### Task
Repeat every record exactly, omitting the pictures.

• • • • •

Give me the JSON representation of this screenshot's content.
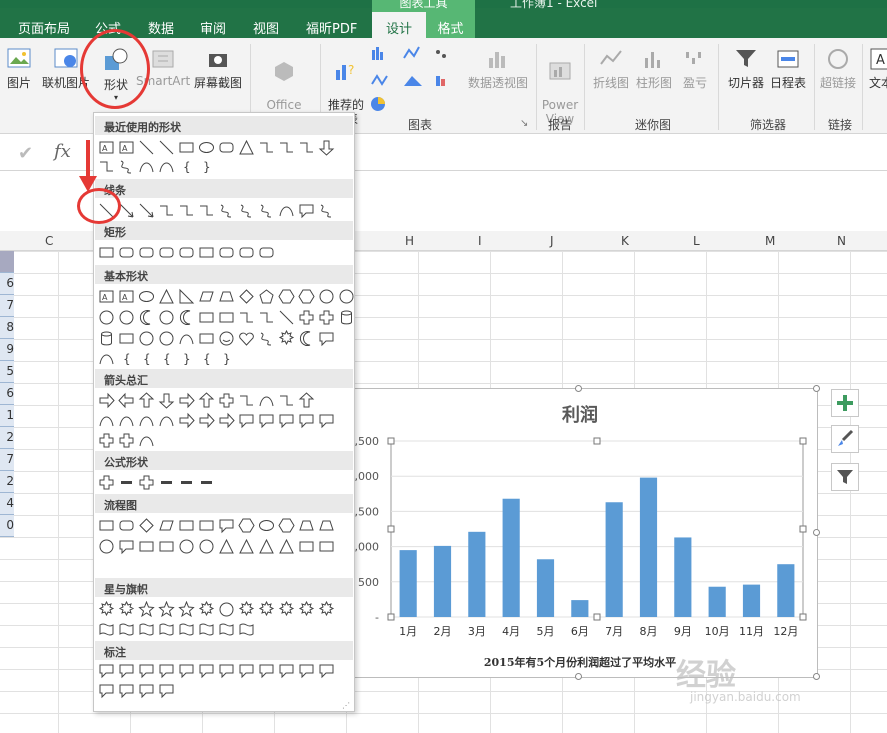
{
  "app": {
    "title_fragment": "工作簿1 - Excel",
    "context_tab_group": "图表工具"
  },
  "tabs": [
    "页面布局",
    "公式",
    "数据",
    "审阅",
    "视图",
    "福昕PDF",
    "设计",
    "格式"
  ],
  "ribbon": {
    "buttons": [
      "图片",
      "联机图片",
      "形状",
      "SmartArt",
      "屏幕截图",
      "Office\n应用程序",
      "推荐的\n图表",
      "数据透视图",
      "Power\nView",
      "折线图",
      "柱形图",
      "盈亏",
      "切片器",
      "日程表",
      "超链接",
      "文本"
    ],
    "groups": [
      "图表",
      "报告",
      "迷你图",
      "筛选器",
      "链接"
    ]
  },
  "formula": {
    "fx": "fx"
  },
  "columns": [
    "C",
    "H",
    "I",
    "J",
    "K",
    "L",
    "M",
    "N"
  ],
  "row_values": [
    "6",
    "7",
    "8",
    "9",
    "5",
    "6",
    "1",
    "2",
    "7",
    "2",
    "4",
    "0"
  ],
  "dropdown": {
    "sections": [
      "最近使用的形状",
      "线条",
      "矩形",
      "基本形状",
      "箭头总汇",
      "公式形状",
      "流程图",
      "星与旗帜",
      "标注"
    ]
  },
  "colors": {
    "accent": "#217346",
    "bar": "#5b9bd5",
    "annotation": "#e53935"
  },
  "chart_data": {
    "type": "bar",
    "title": "利润",
    "subtitle": "2015年有5个月份利润超过了平均水平",
    "categories": [
      "1月",
      "2月",
      "3月",
      "4月",
      "5月",
      "6月",
      "7月",
      "8月",
      "9月",
      "10月",
      "11月",
      "12月"
    ],
    "values": [
      950,
      1010,
      1210,
      1680,
      820,
      240,
      1630,
      1980,
      1130,
      430,
      460,
      750
    ],
    "y_ticks": [
      "2,500",
      "2,000",
      "1,500",
      "1,000",
      "500",
      "-"
    ],
    "ylim": [
      0,
      2500
    ]
  },
  "watermark": {
    "text": "经验",
    "url": "jingyan.baidu.com"
  }
}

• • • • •

### Your response
Give me the JSON representation of this screenshot's content.
{
  "app": {
    "title_fragment": "工作簿1 - Excel",
    "context_tab_group": "图表工具"
  },
  "tabs": [
    "页面布局",
    "公式",
    "数据",
    "审阅",
    "视图",
    "福昕PDF",
    "设计",
    "格式"
  ],
  "ribbon": {
    "buttons": [
      "图片",
      "联机图片",
      "形状",
      "SmartArt",
      "屏幕截图",
      "Office\n应用程序",
      "推荐的\n图表",
      "数据透视图",
      "Power\nView",
      "折线图",
      "柱形图",
      "盈亏",
      "切片器",
      "日程表",
      "超链接",
      "文本"
    ],
    "groups": [
      "图表",
      "报告",
      "迷你图",
      "筛选器",
      "链接"
    ]
  },
  "formula": {
    "fx": "fx"
  },
  "columns": [
    "C",
    "H",
    "I",
    "J",
    "K",
    "L",
    "M",
    "N"
  ],
  "row_values": [
    "6",
    "7",
    "8",
    "9",
    "5",
    "6",
    "1",
    "2",
    "7",
    "2",
    "4",
    "0"
  ],
  "dropdown": {
    "sections": [
      "最近使用的形状",
      "线条",
      "矩形",
      "基本形状",
      "箭头总汇",
      "公式形状",
      "流程图",
      "星与旗帜",
      "标注"
    ]
  },
  "colors": {
    "accent": "#217346",
    "bar": "#5b9bd5",
    "annotation": "#e53935"
  },
  "chart_data": {
    "type": "bar",
    "title": "利润",
    "subtitle": "2015年有5个月份利润超过了平均水平",
    "categories": [
      "1月",
      "2月",
      "3月",
      "4月",
      "5月",
      "6月",
      "7月",
      "8月",
      "9月",
      "10月",
      "11月",
      "12月"
    ],
    "values": [
      950,
      1010,
      1210,
      1680,
      820,
      240,
      1630,
      1980,
      1130,
      430,
      460,
      750
    ],
    "y_ticks": [
      "2,500",
      "2,000",
      "1,500",
      "1,000",
      "500",
      "-"
    ],
    "ylim": [
      0,
      2500
    ]
  },
  "watermark": {
    "text": "经验",
    "url": "jingyan.baidu.com"
  }
}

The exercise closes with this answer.